"Dr. Duane Slaughter and "Fessor" Eugene Boyce both were outstanding guys. They really stayed on top of you. They were really positive all of the time.

"They never gave you the idea that you couldn't do something. They were very instrumental in my success."

"What is the most valuable thing you gained or learned from your time at Lipscomb?

"I am still a Christian. I am very involved in the church. That is probably the most influential thing in my life. That allows me an opportunity to keep a good, positive frame of mind.

"Lipscomb showed me what are the most important things in your life - having a good, Christian atmosphere and surrounding yourself with good people while still staying connected.

"One person who was very influential with me was Mr. Lee Marsh. He actually sold me my first car. When I graduated from Lipscomb I had a 1957 four-door Chevrolet. He told me to go out and see him when I graduated.

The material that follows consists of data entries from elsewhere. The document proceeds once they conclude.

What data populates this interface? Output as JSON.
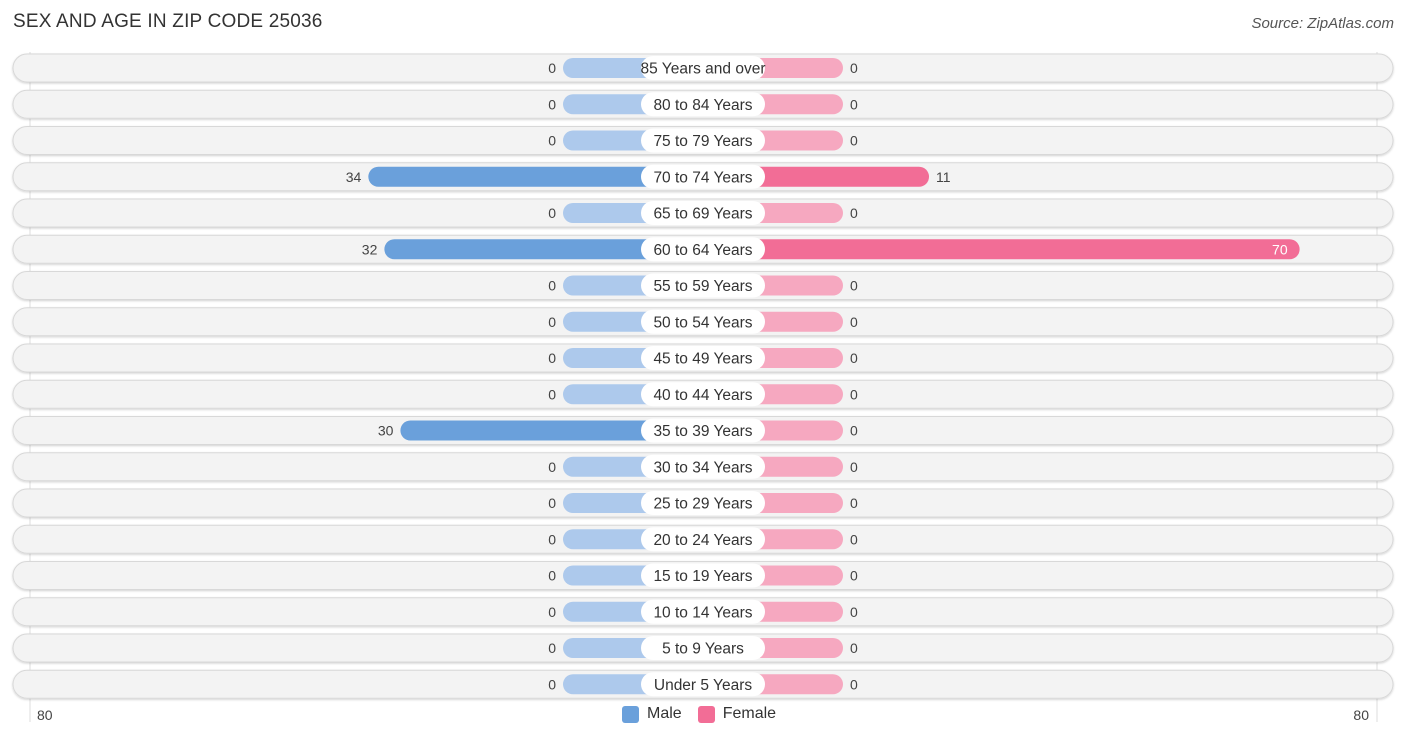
{
  "header": {
    "title": "SEX AND AGE IN ZIP CODE 25036",
    "source": "Source: ZipAtlas.com"
  },
  "legend": {
    "male_label": "Male",
    "female_label": "Female"
  },
  "axis": {
    "left_label": "80",
    "right_label": "80"
  },
  "colors": {
    "male": "#6aa0db",
    "male_light": "#adc9ec",
    "female": "#f26d96",
    "female_light": "#f6a8c0",
    "row_bg": "#f3f3f3"
  },
  "chart_data": {
    "type": "bar",
    "orientation": "horizontal-diverging",
    "title": "SEX AND AGE IN ZIP CODE 25036",
    "xlim": [
      -80,
      80
    ],
    "categories": [
      "85 Years and over",
      "80 to 84 Years",
      "75 to 79 Years",
      "70 to 74 Years",
      "65 to 69 Years",
      "60 to 64 Years",
      "55 to 59 Years",
      "50 to 54 Years",
      "45 to 49 Years",
      "40 to 44 Years",
      "35 to 39 Years",
      "30 to 34 Years",
      "25 to 29 Years",
      "20 to 24 Years",
      "15 to 19 Years",
      "10 to 14 Years",
      "5 to 9 Years",
      "Under 5 Years"
    ],
    "series": [
      {
        "name": "Male",
        "values": [
          0,
          0,
          0,
          34,
          0,
          32,
          0,
          0,
          0,
          0,
          30,
          0,
          0,
          0,
          0,
          0,
          0,
          0
        ]
      },
      {
        "name": "Female",
        "values": [
          0,
          0,
          0,
          11,
          0,
          70,
          0,
          0,
          0,
          0,
          0,
          0,
          0,
          0,
          0,
          0,
          0,
          0
        ]
      }
    ],
    "legend": "bottom-center"
  }
}
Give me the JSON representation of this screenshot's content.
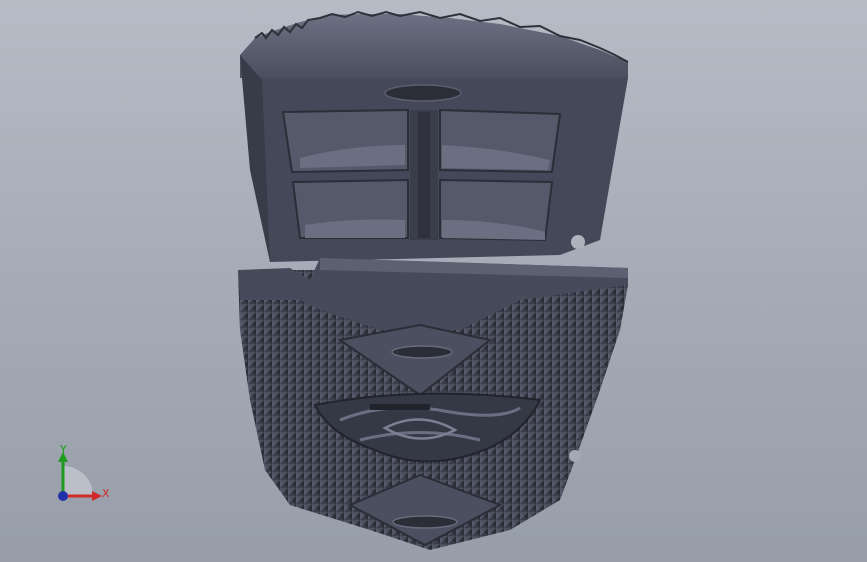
{
  "viewport": {
    "background_top": "#b6bcc6",
    "background_bottom": "#979ea9"
  },
  "model": {
    "description_icon": "3d-part-icon",
    "base_color": "#3f4250",
    "highlight_color": "#5a5e6f",
    "shadow_color": "#2a2c36"
  },
  "triad": {
    "x_label": "X",
    "y_label": "Y",
    "x_color": "#d22a2a",
    "y_color": "#1f9a1f",
    "z_color": "#2233aa"
  }
}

"I didn't have a nickel. We talked and he told me to pick out a car and let him know what I could afford. I picked out a brand new burgundy and white 1974 Mercury Cougar. He wouldn't take my trade-in. I still have that Chevrolet.

"There was another man, Dr. Ralph Nance. After I graduated he used to take me to a lot of the games that were out of town. I respect both of them very highly."

Who was your favorite professor? Why?

"Dr. Rodney Cloud. He taught me Bible. He was a great guy. He had a great sense of humor. He had a personality that was unbelievable."

Where do you live now?

"Marshall, Texas."

Who is your employer? What is your occupation? What does your position entail?

"I worked for the City of Marshall in parks and recreation. I was the assistant director. I worked there for 20 years. I retired when I was 50.

"I own about 25 rental houses. I work with them and play a lot of golf. It has been a good life.

"When I left Lipscomb I went to Tennessee State and was the head baseball coach for three years. We played Lipscomb twice during that time. I beat them once and they beat me once.

"I got my Master's degree from Tennessee State in administration and I have 20 hours above the Master's in administration.

"After I left Tennessee State I went to Kentucky State where I coached for three years. I left there to go to Marshall, Texas to coach at Wiley College.

"In four years I had seven kids get drafted. During that time Coach Dugan and I talked quite a bit."

Tell us about your family.

"My daughter's name is Cinaki Sade Robinson. My wife's name is Kassandra London Robinson."

My email address is